EXERCISE | Looking at the data that follows, count the lines containing the word "title" and write down only that count.
[Opening RECORDS FOR THIS TASK section]
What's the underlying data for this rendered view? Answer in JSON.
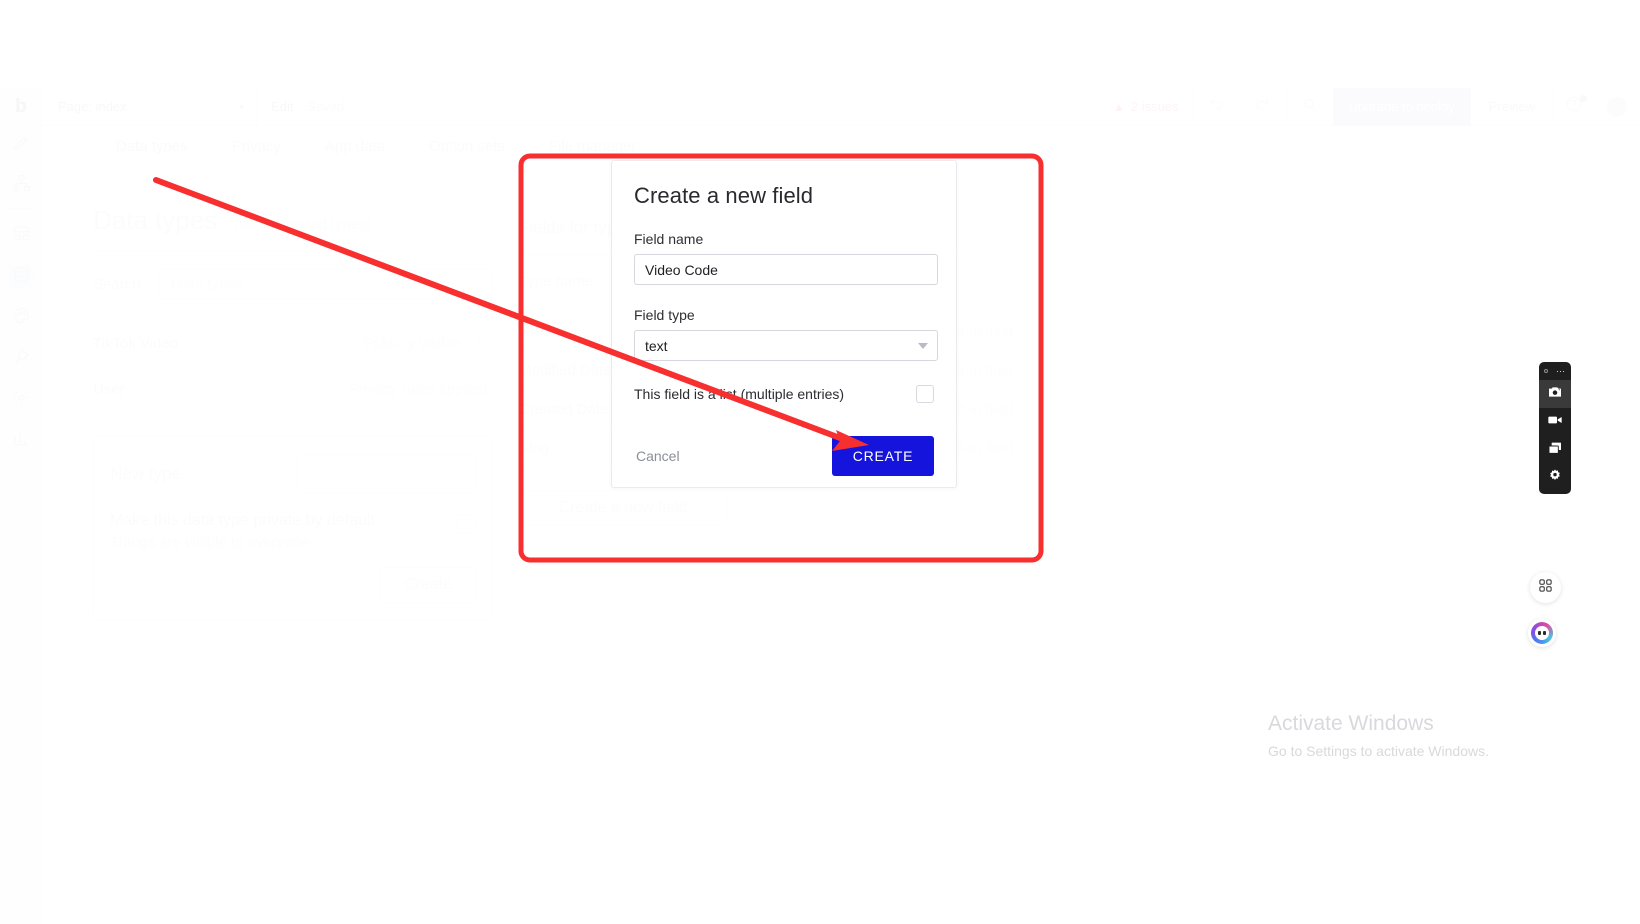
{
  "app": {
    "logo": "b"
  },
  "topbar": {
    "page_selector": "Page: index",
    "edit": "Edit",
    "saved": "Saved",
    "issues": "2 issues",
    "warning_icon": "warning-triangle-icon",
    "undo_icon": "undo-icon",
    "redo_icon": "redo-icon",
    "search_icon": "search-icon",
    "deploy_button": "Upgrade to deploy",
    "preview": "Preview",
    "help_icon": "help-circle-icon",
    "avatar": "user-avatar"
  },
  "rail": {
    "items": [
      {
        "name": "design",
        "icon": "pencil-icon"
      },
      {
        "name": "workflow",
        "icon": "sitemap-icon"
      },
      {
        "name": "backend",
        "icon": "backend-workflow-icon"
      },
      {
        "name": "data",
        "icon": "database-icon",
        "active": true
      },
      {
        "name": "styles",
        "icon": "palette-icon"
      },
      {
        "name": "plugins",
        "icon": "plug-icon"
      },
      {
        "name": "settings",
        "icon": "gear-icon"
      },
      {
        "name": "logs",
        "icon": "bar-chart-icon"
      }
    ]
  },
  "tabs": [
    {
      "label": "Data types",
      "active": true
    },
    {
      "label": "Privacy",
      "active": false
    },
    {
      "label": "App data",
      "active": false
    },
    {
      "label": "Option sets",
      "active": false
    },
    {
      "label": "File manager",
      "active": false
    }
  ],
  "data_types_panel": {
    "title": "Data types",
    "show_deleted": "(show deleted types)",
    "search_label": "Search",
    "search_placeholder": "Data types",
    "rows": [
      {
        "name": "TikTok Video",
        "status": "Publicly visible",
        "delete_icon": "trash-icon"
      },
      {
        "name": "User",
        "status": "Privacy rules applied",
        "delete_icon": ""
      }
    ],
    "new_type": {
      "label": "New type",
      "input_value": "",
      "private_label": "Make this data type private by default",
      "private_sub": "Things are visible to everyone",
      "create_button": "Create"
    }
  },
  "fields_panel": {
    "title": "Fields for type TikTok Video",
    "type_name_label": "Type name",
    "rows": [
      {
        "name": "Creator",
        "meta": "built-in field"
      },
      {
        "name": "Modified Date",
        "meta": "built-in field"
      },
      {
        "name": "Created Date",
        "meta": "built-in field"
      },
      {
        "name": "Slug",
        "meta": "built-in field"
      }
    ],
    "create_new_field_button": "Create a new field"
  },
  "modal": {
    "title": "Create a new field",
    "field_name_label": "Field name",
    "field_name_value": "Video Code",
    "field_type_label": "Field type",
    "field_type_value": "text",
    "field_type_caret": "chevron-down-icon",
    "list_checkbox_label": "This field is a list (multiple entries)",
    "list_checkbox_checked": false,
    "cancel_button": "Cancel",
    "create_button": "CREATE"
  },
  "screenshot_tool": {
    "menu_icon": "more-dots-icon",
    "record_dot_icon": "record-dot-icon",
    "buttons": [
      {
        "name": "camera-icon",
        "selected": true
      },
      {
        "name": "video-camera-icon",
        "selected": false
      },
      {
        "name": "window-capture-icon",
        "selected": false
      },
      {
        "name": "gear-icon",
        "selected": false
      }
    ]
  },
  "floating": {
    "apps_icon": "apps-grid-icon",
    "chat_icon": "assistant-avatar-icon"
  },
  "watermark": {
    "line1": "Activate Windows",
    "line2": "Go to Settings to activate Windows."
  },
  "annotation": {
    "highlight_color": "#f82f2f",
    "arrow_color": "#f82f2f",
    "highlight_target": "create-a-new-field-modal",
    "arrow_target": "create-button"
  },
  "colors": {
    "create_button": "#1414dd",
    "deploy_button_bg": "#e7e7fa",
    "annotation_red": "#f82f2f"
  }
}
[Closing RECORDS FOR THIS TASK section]
TASK SOLUTION | 3